So, you are currently working in a management role, but with no, or minimal, shareholding in the business and you believe that the current owner is thinking about retirement or perhaps going off to do something else altogether. Suddenly, you may have the opportunity to buy the business and have the potential to benefit from all your hard work and those great, new, business ideas you have been harbouring. It sounds to me like you have a chance to do a management buy out (MBO).
Where to start?
The first step can often be the hardest to take. You must raise the matter sensitively with the owner and how you do this will depend on your relationship with him or her. What you mustn’t do is kick anything off behind the owner’s back, as this may be upsetting as well as possibly being in breach of your contract of employment. You need the owner on your side. Assuming you get the green light, who will be in your team? Whoever it is must be 100% committed and understand the risks and rewards associated with being a business owner. Each team member will be asked to invest some capital personally and may also have to sign up to guarantees. You must suss out who is up for this. You don’t want anyone pulling out part way through because that would be very disruptive. Importantly, your team must be complete and cover all the bases; management, sales, production and finance. Finance is particularly critical. MBOs often require a significant level of debt and operating in this environment may require a change in emphasis to focus on cash flow, margin and cost control as well as the all-important sales figures.
You will need a robust business plan so the sooner you can get cracking on this the better. Your MBO will more than likely need financial backing from one, or perhaps more, lenders or investors.
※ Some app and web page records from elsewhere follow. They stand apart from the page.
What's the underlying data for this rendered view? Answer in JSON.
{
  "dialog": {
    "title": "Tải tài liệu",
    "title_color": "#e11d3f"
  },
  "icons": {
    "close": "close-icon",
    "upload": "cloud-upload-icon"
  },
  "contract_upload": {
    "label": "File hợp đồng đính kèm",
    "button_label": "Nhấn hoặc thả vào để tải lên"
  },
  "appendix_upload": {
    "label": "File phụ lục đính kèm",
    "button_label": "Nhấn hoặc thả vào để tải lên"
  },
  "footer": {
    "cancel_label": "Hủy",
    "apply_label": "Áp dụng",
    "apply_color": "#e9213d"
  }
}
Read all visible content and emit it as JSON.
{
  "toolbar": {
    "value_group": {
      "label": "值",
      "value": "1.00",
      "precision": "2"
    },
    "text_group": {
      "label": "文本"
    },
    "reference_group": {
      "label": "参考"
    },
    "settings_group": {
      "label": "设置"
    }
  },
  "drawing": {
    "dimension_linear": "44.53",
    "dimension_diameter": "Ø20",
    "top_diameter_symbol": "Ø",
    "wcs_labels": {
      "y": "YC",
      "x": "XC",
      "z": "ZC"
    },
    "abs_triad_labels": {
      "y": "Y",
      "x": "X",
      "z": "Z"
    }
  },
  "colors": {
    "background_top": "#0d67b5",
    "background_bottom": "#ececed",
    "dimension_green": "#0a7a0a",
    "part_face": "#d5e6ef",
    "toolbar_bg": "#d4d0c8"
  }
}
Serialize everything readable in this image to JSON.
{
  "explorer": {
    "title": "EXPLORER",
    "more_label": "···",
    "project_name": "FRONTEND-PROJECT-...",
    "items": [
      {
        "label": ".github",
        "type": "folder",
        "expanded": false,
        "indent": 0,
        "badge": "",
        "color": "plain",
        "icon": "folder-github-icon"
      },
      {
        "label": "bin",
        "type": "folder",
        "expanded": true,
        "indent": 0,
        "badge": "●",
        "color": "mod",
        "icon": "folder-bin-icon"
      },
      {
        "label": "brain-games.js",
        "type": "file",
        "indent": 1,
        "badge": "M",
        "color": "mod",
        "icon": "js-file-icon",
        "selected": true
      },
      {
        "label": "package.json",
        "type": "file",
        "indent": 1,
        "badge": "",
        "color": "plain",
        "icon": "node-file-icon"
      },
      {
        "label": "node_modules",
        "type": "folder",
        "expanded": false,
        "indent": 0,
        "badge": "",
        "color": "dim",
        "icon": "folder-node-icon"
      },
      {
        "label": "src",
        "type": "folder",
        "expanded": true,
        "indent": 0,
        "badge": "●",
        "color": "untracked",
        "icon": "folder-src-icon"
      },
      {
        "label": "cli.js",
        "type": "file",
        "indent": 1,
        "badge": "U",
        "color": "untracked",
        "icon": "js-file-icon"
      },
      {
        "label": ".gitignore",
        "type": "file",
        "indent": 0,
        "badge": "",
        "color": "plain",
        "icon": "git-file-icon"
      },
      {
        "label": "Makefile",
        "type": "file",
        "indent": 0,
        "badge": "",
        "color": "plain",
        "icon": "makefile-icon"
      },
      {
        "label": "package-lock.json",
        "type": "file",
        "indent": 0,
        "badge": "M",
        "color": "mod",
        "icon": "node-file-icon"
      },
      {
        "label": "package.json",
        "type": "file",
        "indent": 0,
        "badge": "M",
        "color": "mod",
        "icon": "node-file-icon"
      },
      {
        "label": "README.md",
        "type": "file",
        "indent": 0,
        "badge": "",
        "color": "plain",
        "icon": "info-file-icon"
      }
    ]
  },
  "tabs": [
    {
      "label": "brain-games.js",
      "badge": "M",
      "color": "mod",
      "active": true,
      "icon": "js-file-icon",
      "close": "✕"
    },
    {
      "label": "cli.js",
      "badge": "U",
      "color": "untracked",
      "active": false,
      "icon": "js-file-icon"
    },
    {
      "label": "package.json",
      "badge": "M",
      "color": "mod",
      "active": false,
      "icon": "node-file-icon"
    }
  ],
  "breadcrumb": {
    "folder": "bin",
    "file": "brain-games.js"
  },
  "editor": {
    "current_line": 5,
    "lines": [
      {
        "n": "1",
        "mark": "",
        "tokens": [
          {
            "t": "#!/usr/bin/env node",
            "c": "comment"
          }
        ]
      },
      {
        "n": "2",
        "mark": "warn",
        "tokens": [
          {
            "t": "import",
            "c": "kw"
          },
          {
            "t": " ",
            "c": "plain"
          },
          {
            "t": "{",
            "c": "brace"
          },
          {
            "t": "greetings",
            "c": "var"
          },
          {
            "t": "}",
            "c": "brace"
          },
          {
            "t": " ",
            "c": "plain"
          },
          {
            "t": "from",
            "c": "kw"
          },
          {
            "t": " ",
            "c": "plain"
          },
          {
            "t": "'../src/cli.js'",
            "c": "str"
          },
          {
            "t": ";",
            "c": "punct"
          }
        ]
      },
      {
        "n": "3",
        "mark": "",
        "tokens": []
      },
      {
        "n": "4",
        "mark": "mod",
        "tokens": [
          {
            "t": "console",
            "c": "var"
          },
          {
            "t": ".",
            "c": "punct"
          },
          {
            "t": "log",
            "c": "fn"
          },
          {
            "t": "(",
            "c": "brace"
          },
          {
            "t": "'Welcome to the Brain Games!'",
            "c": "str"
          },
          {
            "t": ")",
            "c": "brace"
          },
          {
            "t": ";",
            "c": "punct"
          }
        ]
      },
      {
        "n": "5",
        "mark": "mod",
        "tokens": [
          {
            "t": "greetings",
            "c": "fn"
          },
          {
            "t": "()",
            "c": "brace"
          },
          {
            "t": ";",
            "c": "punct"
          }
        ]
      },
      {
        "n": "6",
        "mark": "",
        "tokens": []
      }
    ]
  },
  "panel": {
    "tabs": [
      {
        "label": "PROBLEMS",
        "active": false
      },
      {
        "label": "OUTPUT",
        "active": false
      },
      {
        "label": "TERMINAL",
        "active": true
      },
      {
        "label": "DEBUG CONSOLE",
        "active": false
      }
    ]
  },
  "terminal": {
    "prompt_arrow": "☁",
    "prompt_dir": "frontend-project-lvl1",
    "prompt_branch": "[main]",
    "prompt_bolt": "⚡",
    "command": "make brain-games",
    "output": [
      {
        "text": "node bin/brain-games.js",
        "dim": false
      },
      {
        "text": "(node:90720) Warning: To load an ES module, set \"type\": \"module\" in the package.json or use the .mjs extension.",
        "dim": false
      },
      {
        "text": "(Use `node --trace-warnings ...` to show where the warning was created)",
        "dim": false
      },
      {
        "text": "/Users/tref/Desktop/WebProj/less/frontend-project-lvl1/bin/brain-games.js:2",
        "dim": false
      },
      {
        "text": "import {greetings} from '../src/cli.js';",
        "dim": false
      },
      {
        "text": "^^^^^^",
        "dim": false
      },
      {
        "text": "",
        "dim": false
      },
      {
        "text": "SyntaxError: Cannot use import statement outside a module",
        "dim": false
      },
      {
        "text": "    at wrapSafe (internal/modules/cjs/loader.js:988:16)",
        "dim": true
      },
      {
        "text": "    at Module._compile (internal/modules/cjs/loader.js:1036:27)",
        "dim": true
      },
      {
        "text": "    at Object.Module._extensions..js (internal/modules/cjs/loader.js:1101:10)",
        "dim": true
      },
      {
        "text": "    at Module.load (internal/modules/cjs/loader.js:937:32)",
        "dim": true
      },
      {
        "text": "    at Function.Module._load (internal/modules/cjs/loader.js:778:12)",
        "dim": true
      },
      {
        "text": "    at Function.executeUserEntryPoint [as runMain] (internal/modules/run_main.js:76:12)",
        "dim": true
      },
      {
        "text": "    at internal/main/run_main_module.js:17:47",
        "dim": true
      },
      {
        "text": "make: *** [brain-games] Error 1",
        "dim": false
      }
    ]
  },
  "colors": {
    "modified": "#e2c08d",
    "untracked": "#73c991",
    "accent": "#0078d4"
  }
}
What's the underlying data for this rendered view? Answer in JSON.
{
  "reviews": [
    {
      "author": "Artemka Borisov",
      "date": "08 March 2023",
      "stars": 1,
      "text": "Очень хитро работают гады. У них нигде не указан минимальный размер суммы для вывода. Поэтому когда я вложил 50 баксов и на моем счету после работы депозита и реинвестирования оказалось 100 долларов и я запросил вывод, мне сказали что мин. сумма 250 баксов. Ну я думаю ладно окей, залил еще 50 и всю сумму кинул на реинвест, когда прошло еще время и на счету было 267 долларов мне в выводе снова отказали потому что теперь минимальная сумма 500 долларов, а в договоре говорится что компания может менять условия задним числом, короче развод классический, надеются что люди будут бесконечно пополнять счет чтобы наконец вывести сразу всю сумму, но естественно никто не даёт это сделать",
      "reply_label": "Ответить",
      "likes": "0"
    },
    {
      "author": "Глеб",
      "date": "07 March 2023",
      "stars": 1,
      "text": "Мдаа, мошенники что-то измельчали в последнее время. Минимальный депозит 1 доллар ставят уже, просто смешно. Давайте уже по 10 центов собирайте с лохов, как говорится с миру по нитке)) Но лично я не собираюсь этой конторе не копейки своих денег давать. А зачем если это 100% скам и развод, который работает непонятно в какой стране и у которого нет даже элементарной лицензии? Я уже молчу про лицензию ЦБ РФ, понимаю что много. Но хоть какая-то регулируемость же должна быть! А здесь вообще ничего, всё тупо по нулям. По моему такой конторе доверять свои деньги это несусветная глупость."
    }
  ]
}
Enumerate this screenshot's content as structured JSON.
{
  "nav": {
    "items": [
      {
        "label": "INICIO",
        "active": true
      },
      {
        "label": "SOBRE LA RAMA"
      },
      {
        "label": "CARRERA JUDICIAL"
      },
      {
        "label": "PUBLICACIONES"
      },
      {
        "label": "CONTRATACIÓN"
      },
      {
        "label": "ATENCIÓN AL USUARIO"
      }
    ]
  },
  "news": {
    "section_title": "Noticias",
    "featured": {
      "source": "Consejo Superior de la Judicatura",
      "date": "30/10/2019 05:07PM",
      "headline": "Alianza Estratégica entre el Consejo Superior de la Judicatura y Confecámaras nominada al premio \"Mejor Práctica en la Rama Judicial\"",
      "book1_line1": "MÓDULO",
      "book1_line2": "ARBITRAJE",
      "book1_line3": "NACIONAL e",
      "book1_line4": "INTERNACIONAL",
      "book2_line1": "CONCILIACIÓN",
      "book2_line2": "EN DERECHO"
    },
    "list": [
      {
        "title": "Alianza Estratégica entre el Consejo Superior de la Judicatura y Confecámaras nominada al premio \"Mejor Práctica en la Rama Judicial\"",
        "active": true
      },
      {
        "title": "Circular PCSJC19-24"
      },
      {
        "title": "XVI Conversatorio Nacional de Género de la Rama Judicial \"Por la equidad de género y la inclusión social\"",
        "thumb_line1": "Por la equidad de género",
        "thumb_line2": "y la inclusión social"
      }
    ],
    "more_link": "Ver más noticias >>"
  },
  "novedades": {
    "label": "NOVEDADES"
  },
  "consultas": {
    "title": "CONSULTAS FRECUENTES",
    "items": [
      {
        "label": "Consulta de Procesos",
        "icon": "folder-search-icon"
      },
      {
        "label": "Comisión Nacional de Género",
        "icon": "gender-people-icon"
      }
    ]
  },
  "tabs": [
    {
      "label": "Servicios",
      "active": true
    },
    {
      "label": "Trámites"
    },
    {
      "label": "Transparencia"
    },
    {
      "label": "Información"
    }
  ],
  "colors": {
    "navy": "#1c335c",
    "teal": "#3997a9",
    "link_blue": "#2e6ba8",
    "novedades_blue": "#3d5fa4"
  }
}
They need to understand the business, believe that you and your team can deliver your growth plans and see how they can make a return.
Choose your advisers
You will need a corporate finance adviser. Don’t go for cheap. Don’t be tempted to go with the current company accountants as they will almost certainly advise the existing owner and thus have a conflict of interest. Choose an experienced adviser who has a track record in completing MBOs. Importantly, choose an adviser you can get on well with if the going gets tough.
Spring clean the business
Work with the owner and your advisers to tidy up before you start talking to funders. They will subject the business and your plans to detailed due diligence so you don’t really want any surprises.
Choose your financial backers
Your financial backers will be an integral part of your business life for at least 3 years and perhaps more. You need to choose those who you can rely on for support. Hopefully, things will all go according to plan, but if they don’t, having a supportive and flexible backer will be crucial. Your corporate finance adviser will know who to approach and what they want to hear.
Corporate Finance Partner
Tel: 01254 604353